Top of Given information

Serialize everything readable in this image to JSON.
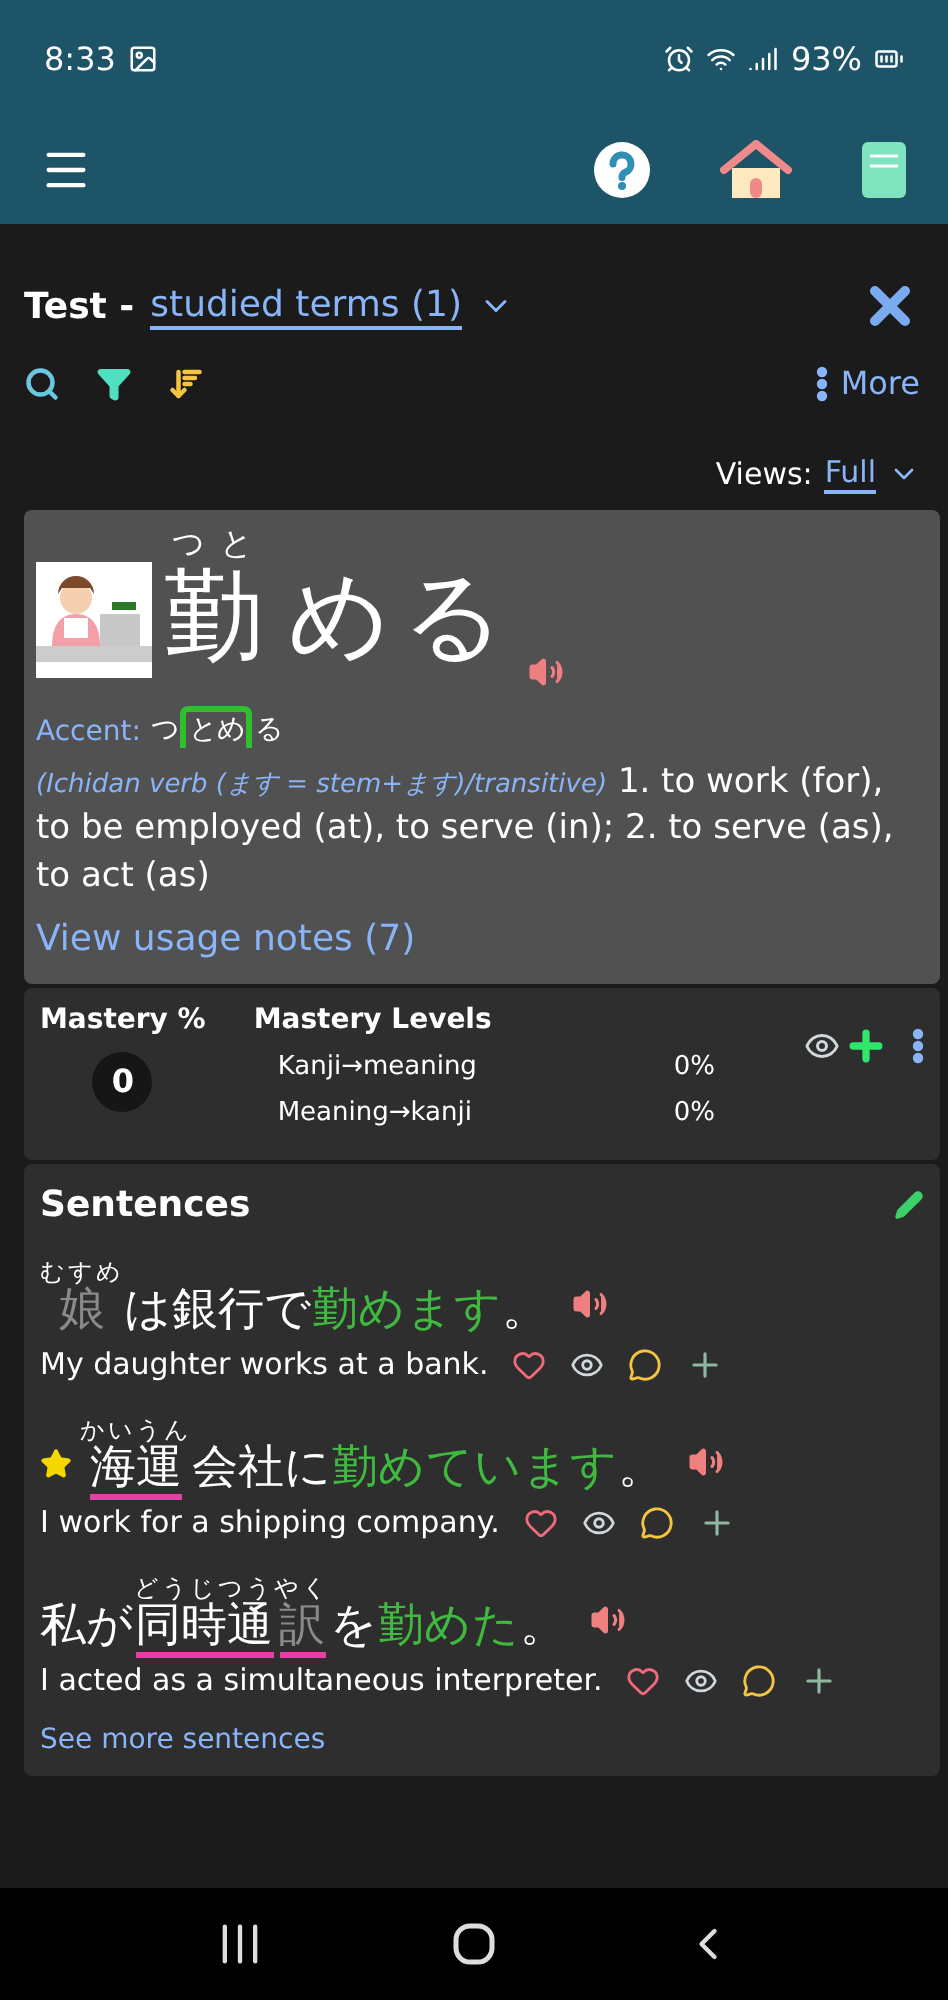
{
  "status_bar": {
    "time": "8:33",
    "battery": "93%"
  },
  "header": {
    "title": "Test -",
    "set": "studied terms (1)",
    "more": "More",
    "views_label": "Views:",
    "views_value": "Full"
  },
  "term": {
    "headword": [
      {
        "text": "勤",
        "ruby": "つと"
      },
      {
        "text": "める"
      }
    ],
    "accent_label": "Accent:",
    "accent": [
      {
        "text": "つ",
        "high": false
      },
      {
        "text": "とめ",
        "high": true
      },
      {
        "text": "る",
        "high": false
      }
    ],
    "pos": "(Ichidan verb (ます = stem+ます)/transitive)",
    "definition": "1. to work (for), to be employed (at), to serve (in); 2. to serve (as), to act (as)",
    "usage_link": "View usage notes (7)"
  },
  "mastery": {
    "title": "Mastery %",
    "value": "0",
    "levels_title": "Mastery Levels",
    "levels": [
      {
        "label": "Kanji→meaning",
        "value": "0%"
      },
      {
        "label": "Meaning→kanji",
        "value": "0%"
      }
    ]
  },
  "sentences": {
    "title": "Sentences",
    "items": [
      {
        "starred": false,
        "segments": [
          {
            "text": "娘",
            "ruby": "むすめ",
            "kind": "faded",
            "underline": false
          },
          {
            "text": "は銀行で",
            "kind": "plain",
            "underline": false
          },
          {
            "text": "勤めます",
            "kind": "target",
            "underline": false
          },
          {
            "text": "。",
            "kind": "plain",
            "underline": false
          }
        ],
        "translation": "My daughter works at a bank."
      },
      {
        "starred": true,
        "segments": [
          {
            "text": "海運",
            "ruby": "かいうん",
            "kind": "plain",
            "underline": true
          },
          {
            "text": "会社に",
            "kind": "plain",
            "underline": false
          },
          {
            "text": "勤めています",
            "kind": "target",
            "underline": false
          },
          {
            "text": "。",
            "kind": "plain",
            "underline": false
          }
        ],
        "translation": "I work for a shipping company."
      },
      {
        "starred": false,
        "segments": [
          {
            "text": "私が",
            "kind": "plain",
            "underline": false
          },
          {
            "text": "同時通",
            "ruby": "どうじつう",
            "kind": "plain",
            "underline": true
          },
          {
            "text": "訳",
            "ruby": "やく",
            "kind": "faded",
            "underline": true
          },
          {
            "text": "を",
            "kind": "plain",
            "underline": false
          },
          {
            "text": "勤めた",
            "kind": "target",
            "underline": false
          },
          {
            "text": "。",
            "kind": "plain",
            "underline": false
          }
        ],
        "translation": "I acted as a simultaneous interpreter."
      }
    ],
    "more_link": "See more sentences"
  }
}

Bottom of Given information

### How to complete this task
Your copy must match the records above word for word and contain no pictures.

### Answer
Serialize everything readable in this image to JSON.
{
  "status_bar": {
    "time": "8:33",
    "battery": "93%"
  },
  "header": {
    "title": "Test -",
    "set": "studied terms (1)",
    "more": "More",
    "views_label": "Views:",
    "views_value": "Full"
  },
  "term": {
    "headword": [
      {
        "text": "勤",
        "ruby": "つと"
      },
      {
        "text": "める"
      }
    ],
    "accent_label": "Accent:",
    "accent": [
      {
        "text": "つ",
        "high": false
      },
      {
        "text": "とめ",
        "high": true
      },
      {
        "text": "る",
        "high": false
      }
    ],
    "pos": "(Ichidan verb (ます = stem+ます)/transitive)",
    "definition": "1. to work (for), to be employed (at), to serve (in); 2. to serve (as), to act (as)",
    "usage_link": "View usage notes (7)"
  },
  "mastery": {
    "title": "Mastery %",
    "value": "0",
    "levels_title": "Mastery Levels",
    "levels": [
      {
        "label": "Kanji→meaning",
        "value": "0%"
      },
      {
        "label": "Meaning→kanji",
        "value": "0%"
      }
    ]
  },
  "sentences": {
    "title": "Sentences",
    "items": [
      {
        "starred": false,
        "segments": [
          {
            "text": "娘",
            "ruby": "むすめ",
            "kind": "faded",
            "underline": false
          },
          {
            "text": "は銀行で",
            "kind": "plain",
            "underline": false
          },
          {
            "text": "勤めます",
            "kind": "target",
            "underline": false
          },
          {
            "text": "。",
            "kind": "plain",
            "underline": false
          }
        ],
        "translation": "My daughter works at a bank."
      },
      {
        "starred": true,
        "segments": [
          {
            "text": "海運",
            "ruby": "かいうん",
            "kind": "plain",
            "underline": true
          },
          {
            "text": "会社に",
            "kind": "plain",
            "underline": false
          },
          {
            "text": "勤めています",
            "kind": "target",
            "underline": false
          },
          {
            "text": "。",
            "kind": "plain",
            "underline": false
          }
        ],
        "translation": "I work for a shipping company."
      },
      {
        "starred": false,
        "segments": [
          {
            "text": "私が",
            "kind": "plain",
            "underline": false
          },
          {
            "text": "同時通",
            "ruby": "どうじつう",
            "kind": "plain",
            "underline": true
          },
          {
            "text": "訳",
            "ruby": "やく",
            "kind": "faded",
            "underline": true
          },
          {
            "text": "を",
            "kind": "plain",
            "underline": false
          },
          {
            "text": "勤めた",
            "kind": "target",
            "underline": false
          },
          {
            "text": "。",
            "kind": "plain",
            "underline": false
          }
        ],
        "translation": "I acted as a simultaneous interpreter."
      }
    ],
    "more_link": "See more sentences"
  }
}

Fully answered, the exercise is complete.